Thursday, 16 September 2010

Ye Olde Days

The main street of Sovereign Hill

We enjoyed a bit of an end of term celebration of studying 'Australia Getting Started' today.  A bit of dressing up along with damper cooked in our fire trench, homemade lemonade and kangaroo stew made the day what is was.

I adore almost all things old fashioned.  I think it is what drives my love of Amish fiction and my determined commitment to things like cooking a proper meal each night.  The fact that men and women knew what their roles were and fulfilled them to the best of their ability and with a sense of pride appeals to me.  I don't doubt for a moment that the lives of people 250 years ago was busy.  And hard.  But busy and hard in a different way to what we experience now.  Busy and hard in a way that brings satisfaction at the end of the day rather than wondering where on earth your time disappeared to.

Often over the years I have wondered if I was born in the wrong era.  Long dresses and lace call to me in a way that would be inappropriately over the top to indulge in, these days....and somewhat impractical on many occasions.  I've often wondered what my life might have looked like had I been born 250 years ago, in the early years of Australia's history.  While my great-grandmother used to tell us that "there was nothing good about the 'good ol' days, they were just jolly hard work", I'm sure there was something to recommend it.  I wonder would I have been the one who got her washing on the line first....or would I have been amongst the last?  Would I have managed to get the hang of cooking in a wood stove?  Would I have ever been wealthy enough to have travelled beyond the local township.  And even if I could have, would I have wanted to?

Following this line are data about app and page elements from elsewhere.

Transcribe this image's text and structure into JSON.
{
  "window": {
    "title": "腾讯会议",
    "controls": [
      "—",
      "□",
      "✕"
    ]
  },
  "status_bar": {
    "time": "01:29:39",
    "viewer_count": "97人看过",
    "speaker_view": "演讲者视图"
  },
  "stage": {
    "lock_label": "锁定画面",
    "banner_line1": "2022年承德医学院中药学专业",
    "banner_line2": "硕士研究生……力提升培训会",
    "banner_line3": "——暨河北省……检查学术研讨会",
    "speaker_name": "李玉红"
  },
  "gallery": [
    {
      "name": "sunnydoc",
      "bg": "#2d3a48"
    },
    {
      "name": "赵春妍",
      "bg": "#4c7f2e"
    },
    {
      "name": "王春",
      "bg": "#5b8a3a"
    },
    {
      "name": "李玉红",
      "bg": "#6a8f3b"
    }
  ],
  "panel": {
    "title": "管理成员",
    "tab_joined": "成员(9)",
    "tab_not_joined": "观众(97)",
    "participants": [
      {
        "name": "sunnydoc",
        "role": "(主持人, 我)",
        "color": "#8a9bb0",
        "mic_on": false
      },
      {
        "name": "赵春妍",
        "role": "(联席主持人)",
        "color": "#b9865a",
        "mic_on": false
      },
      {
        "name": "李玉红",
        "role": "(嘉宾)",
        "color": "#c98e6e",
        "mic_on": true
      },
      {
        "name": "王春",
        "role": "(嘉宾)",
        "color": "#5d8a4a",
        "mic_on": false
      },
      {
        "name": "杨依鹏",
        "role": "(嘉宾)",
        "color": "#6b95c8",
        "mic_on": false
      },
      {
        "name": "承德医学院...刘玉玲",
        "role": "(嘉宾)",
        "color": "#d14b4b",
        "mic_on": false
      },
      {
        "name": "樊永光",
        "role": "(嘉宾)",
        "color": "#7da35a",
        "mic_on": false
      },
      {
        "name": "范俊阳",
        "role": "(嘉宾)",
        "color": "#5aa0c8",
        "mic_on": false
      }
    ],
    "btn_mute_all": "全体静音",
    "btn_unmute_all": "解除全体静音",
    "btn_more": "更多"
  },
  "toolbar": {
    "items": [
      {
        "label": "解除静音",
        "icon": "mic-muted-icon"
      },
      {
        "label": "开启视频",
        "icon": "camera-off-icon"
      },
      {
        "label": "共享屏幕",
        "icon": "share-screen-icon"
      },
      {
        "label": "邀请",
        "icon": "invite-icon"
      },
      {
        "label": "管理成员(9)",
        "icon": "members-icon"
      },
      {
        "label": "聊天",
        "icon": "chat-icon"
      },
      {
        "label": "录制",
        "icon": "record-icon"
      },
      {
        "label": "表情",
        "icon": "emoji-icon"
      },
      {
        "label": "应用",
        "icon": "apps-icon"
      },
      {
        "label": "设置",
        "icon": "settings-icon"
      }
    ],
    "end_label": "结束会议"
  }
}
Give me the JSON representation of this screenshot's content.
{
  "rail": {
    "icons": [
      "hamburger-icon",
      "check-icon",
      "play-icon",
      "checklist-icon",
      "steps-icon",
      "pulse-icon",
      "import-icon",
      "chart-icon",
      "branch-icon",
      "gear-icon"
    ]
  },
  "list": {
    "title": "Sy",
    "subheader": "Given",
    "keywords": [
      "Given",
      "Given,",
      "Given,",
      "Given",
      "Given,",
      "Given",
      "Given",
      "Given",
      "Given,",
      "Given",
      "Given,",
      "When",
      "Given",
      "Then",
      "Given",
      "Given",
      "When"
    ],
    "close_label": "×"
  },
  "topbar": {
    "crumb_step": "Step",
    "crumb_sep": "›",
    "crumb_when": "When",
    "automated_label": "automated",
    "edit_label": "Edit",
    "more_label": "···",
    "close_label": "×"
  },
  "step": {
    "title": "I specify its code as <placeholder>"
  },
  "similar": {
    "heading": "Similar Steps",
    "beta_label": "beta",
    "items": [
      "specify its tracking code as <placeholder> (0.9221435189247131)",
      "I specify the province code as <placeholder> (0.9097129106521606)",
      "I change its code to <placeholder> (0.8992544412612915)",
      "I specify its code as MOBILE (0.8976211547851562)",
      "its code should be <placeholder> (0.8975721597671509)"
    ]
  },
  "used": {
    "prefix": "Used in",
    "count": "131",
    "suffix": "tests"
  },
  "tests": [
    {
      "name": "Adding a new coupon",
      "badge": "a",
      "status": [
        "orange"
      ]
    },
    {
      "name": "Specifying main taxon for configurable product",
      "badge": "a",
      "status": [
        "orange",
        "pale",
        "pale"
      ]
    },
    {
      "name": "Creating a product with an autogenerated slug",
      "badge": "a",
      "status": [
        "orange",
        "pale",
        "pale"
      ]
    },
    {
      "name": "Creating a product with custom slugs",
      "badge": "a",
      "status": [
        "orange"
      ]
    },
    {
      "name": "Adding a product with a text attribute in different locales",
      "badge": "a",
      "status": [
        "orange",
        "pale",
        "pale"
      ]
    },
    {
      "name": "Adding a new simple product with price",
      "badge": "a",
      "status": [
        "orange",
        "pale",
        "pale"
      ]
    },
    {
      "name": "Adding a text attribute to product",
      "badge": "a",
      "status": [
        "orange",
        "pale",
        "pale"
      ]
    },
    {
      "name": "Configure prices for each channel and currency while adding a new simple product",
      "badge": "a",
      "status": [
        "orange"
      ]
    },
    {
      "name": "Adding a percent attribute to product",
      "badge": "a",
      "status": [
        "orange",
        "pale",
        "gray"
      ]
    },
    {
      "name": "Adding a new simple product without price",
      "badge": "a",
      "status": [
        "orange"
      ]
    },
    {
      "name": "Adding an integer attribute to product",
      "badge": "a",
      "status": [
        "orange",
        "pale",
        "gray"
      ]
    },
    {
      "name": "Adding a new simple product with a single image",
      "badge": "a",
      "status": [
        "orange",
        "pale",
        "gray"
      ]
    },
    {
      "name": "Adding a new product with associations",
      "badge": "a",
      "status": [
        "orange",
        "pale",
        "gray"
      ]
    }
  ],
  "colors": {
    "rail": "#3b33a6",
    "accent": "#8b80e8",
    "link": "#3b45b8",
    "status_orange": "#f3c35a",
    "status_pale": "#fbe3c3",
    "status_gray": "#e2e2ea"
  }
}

So many questions that will never be answered.  But I think perhaps it is possible to capture just a little olde world-ness.  What I do can still be done to the best of my ability, with pride in the doing of a good job.  I can dress in a way that feels ladylike.  Indeed I have these odd clothing rules in my head ~ like no jeans at work or church, even though it is a common choice amongst many others, and one that is perfectly OK (to me) on someone else.  And I can choose solid old-fashioned morals and values that come from a time when the Bible was the authority on how one should live.


Left-Handed Housewife said...

I go back and forth on the old-fashioned question. I like homemade things and homemade ways. I also like wearing pants (though I don't wear jeans to church, more often a skirt or a pair of black pants), and I really like antibiotics. But I do think about how clean the air must have smelled in the old days before combustible engines! I think it must have been awfully sweet.


debbie bailey said...

Are you my long-lost twin? I feel the same way! I've always loved old ways best and have tried to incorporate as many as I can into my life.

I think we have too many choices today. But on the other hand, I wouldn't want to give up certain things. It's a strange and wonderful time to be alive.

I agree with Frances; I like antibiotics and modern medicine too. But if I lived 250 years ago, I'd be the woman everyone came to for herbs and such. I'd be a healer, for sure. Good post!

Tracy said...

I think maybe so, Debbie :) Welcome to Beyond My Picket Fence.

Chookie said...

I was at Sovereign Hill a few days ago! And I think your history is a bit off. You wouldn't have worn lace to milk the cows any more than you wear it to scrub the shower today. Morals? If you had Catholic ancestors in the early colony, they would have cohabited until 1820 because they were forbidden a priest to celebrate their weddings. Pride in your work? Commitment? Of the 50 'peelers' (coppers) of Melbourne, all but three were off to the goldfields the day after gold was found. When was the Bible's authority supreme in Australia? It wasn't under Arthur Phillip, and it certainly wasn't under the Rum Corps. Off with those rose-tinted glasses! Labour Day is coming up -- it's worth looking into its history.

Tracy said...

I believe, since it's my blog, that it's my prerogative to have 'rose-tinted glasses' if I so choose. My opinion is not so rose-tinted according to the early generations of my family, who arrived just after the first convicts.

Two hundred years ago, I would have worn lace to church and when the occasion allowed. I come from practical ancestors who wore appropriate clothing for the task.

My family has a long legacy of a deep, profound and personal faith. We are not Catholic, and not bound by their traditions and practices.

My ancestors and following generations took pride in their work and they succeeded because of their commitment to doing their best.

Just because Australia's history is full of all that comes with a penal colony, doesn't mean there was no good found amongst the people of that time.